• **Work instruction**:
Among the entries below, how many lines include the word "woman"? Reply with only the number.

:: Available data ::

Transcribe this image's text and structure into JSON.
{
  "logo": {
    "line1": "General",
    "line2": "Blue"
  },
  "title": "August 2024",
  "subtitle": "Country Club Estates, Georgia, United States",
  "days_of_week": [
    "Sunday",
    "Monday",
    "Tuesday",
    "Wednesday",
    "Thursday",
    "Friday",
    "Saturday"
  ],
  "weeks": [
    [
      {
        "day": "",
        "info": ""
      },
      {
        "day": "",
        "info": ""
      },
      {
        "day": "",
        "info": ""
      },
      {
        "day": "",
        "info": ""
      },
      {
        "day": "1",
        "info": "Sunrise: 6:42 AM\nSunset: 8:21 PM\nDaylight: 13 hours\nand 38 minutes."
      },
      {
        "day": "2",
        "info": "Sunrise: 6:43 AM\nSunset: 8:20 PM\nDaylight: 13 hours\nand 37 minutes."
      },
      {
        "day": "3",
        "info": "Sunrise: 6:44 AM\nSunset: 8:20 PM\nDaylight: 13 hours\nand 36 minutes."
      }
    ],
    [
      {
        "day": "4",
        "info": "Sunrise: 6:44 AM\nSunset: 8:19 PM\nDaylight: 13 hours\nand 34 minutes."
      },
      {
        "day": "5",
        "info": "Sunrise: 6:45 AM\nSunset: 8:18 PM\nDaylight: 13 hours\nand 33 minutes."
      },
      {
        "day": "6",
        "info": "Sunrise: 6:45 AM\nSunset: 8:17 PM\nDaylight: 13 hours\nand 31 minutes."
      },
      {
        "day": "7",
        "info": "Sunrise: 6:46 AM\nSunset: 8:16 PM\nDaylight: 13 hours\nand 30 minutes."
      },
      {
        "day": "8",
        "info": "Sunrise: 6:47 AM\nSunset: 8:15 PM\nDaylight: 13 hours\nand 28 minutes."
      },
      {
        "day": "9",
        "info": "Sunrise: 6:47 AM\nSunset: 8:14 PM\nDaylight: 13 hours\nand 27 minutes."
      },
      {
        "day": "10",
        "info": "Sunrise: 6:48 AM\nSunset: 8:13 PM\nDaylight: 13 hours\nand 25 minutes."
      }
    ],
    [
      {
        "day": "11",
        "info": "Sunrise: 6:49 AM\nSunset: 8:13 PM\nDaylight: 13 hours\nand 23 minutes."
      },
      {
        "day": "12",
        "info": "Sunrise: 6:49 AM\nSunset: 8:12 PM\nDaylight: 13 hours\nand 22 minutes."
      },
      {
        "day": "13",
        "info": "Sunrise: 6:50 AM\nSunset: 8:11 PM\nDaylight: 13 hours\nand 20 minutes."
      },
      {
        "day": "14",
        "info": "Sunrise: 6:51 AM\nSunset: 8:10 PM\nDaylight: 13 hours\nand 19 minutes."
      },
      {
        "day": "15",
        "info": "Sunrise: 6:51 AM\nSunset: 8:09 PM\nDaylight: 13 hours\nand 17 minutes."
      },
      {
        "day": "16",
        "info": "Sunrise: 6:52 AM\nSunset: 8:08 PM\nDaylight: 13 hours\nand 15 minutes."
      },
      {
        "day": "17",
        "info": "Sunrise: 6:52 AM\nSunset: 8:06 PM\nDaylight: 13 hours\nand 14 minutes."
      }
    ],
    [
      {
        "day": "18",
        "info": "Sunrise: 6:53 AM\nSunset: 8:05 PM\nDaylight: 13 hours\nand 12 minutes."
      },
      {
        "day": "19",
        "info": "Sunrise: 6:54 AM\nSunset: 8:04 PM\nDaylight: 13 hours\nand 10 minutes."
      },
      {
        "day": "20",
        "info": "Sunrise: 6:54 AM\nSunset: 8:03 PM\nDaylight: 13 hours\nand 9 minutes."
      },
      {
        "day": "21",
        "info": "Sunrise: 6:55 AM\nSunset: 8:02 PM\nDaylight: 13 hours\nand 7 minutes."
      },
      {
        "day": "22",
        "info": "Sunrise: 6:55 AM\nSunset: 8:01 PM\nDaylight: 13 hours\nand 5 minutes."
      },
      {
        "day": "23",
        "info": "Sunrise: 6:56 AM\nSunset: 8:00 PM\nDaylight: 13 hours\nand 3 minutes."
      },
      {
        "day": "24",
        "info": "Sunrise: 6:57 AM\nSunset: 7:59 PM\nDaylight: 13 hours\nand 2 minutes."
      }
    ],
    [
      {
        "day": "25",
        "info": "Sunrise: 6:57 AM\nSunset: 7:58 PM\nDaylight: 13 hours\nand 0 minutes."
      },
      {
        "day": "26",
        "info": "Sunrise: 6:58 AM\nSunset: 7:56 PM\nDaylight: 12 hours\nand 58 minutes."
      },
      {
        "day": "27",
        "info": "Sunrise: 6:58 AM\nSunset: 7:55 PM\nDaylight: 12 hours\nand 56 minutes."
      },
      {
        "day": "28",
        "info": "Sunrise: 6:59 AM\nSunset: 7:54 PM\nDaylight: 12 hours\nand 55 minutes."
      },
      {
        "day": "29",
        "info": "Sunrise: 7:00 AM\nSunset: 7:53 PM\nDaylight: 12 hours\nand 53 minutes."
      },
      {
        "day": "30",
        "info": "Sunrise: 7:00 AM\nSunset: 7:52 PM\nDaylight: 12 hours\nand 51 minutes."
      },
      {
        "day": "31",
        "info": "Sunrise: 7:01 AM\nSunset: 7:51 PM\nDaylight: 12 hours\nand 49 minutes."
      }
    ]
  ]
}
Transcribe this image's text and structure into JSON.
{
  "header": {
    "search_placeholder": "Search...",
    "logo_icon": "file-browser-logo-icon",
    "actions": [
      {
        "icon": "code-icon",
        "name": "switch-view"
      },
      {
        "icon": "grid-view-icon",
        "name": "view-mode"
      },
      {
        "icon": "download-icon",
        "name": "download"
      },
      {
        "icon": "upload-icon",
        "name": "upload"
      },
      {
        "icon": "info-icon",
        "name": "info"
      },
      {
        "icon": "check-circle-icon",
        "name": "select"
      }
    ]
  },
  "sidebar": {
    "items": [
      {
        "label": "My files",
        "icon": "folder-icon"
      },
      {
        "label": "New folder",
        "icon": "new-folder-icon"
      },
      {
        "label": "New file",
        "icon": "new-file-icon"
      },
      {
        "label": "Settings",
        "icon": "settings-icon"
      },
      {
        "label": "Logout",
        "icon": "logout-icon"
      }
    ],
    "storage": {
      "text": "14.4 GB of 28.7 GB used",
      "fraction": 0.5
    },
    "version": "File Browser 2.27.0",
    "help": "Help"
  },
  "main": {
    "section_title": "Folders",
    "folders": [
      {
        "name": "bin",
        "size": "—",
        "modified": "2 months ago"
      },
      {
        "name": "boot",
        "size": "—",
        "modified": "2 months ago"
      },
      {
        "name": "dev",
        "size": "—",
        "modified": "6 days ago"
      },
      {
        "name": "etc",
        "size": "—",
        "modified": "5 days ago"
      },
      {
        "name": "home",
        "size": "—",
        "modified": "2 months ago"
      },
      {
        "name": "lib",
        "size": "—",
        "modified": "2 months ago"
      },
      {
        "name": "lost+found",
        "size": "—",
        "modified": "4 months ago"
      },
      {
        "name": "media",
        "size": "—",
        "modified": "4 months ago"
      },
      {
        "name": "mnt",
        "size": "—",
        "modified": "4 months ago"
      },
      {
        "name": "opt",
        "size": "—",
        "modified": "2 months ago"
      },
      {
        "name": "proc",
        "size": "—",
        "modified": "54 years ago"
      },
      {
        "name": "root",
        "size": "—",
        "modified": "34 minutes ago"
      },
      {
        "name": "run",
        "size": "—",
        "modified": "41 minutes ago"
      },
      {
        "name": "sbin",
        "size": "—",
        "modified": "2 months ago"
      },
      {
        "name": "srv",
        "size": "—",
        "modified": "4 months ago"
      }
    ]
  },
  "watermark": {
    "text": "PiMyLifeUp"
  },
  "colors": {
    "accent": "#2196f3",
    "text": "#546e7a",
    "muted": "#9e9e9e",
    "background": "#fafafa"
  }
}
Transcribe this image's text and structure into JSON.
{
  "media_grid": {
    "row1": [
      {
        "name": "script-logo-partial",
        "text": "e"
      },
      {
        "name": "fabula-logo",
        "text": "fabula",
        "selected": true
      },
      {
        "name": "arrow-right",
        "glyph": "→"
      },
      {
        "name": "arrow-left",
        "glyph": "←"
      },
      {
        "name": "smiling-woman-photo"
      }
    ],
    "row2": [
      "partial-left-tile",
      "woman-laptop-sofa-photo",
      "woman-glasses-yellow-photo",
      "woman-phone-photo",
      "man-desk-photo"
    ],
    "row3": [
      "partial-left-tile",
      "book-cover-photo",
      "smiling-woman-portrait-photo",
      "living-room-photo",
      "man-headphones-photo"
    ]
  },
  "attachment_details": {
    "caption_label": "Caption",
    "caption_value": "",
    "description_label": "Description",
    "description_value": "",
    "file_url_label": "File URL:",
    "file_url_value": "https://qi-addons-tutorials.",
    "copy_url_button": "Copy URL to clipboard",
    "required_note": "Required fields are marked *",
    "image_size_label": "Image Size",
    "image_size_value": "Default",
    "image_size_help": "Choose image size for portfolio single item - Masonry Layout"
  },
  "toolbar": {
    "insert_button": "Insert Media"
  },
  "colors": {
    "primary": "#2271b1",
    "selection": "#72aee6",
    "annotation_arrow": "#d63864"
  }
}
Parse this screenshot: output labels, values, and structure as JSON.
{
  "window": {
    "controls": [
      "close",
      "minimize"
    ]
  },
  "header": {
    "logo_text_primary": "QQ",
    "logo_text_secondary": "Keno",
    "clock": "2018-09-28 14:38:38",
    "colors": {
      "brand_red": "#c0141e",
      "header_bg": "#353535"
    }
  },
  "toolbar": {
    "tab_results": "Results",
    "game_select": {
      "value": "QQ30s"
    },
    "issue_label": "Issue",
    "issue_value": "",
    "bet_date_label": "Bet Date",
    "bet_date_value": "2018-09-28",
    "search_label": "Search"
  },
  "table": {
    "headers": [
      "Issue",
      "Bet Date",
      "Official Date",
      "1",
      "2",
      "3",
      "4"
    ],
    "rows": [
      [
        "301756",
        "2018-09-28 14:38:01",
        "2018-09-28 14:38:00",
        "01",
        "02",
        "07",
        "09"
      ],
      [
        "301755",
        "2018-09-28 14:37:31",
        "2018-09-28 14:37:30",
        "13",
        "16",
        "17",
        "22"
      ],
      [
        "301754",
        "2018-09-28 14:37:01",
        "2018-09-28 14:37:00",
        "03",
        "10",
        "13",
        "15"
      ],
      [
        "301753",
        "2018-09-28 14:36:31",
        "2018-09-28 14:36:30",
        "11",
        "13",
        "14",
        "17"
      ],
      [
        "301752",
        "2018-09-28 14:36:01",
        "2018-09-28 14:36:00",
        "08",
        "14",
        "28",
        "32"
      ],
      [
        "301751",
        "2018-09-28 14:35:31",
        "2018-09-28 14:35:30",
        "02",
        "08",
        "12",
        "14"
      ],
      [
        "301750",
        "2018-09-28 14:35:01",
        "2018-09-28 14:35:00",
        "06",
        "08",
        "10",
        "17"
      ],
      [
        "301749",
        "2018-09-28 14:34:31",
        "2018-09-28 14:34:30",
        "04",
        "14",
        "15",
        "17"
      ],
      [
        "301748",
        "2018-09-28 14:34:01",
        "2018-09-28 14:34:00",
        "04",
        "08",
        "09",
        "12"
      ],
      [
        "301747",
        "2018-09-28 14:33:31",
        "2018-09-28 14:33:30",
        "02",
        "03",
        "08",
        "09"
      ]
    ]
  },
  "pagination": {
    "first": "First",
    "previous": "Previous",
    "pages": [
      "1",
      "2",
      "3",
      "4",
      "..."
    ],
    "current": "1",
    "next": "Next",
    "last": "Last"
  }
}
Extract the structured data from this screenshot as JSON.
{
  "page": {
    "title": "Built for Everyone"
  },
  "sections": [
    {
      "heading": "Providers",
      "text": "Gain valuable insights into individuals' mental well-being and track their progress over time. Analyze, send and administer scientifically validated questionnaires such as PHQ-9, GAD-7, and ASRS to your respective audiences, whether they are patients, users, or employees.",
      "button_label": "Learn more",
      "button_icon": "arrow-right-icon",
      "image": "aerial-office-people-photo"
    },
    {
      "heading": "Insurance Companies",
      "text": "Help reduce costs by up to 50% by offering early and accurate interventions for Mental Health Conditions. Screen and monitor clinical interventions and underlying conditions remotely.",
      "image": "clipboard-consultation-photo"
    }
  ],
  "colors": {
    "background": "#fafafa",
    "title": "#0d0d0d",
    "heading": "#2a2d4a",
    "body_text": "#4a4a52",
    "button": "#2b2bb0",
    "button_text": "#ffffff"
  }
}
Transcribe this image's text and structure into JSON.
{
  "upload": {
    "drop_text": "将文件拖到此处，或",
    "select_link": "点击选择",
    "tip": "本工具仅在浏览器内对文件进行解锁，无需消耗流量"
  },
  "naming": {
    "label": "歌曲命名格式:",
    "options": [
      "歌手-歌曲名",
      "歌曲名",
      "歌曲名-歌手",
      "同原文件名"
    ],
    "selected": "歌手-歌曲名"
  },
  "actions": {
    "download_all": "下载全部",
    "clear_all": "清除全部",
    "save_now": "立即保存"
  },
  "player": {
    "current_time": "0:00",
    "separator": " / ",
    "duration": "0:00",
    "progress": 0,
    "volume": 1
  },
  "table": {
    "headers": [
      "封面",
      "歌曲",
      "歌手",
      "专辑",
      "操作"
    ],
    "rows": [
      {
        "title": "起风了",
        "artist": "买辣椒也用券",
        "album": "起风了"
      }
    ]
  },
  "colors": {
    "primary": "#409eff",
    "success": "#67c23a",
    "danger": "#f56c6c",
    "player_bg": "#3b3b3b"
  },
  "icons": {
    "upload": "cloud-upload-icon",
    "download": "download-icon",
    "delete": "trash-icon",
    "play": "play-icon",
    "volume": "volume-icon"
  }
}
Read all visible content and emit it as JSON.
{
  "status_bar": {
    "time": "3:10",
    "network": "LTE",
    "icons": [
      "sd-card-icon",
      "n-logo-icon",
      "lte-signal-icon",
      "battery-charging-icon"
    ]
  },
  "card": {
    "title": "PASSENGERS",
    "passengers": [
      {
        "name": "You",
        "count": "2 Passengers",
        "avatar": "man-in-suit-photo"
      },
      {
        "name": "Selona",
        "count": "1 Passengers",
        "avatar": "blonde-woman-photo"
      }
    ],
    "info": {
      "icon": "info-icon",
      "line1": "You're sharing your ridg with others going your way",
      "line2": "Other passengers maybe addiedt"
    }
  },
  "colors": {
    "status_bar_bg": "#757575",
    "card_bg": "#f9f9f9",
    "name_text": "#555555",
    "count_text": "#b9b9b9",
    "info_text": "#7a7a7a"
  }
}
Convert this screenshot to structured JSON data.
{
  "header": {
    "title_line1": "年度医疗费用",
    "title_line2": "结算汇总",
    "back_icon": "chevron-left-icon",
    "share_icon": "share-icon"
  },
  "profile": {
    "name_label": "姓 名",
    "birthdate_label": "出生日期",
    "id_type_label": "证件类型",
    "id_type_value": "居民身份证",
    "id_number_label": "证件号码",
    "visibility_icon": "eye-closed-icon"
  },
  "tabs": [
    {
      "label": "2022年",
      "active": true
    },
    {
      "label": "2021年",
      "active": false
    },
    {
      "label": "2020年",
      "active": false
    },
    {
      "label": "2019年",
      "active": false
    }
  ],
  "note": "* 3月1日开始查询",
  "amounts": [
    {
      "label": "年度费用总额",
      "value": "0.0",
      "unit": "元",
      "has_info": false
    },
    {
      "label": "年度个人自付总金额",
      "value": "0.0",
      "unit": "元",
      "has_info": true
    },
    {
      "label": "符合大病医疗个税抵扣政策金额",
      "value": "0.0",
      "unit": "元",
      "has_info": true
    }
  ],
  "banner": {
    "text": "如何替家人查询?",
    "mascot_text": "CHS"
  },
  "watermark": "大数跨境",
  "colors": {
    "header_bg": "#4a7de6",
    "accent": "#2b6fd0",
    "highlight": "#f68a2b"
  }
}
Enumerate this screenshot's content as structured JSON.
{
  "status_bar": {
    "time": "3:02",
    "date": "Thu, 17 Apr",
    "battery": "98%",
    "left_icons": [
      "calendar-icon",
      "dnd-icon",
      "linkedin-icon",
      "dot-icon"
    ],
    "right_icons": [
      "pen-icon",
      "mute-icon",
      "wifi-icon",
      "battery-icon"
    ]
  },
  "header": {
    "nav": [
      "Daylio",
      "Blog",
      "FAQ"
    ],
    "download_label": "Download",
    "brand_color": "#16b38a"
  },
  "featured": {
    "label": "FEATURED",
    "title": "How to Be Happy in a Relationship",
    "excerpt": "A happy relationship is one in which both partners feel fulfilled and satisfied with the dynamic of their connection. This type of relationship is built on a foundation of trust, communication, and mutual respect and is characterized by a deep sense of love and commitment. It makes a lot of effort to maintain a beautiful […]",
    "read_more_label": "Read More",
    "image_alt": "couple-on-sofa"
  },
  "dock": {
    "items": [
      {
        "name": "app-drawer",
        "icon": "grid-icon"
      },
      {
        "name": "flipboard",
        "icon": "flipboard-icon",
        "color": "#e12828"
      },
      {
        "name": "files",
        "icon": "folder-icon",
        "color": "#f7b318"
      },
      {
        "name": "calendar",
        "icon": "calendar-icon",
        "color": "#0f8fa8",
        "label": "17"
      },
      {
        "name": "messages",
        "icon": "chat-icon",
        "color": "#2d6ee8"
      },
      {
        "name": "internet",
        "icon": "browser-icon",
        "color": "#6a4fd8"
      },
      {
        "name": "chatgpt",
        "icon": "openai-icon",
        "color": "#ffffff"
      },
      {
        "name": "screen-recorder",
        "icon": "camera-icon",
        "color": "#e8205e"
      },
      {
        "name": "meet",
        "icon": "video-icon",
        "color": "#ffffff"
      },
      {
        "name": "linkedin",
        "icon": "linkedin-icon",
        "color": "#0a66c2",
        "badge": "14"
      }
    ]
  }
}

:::

• **Exercise answer**:
6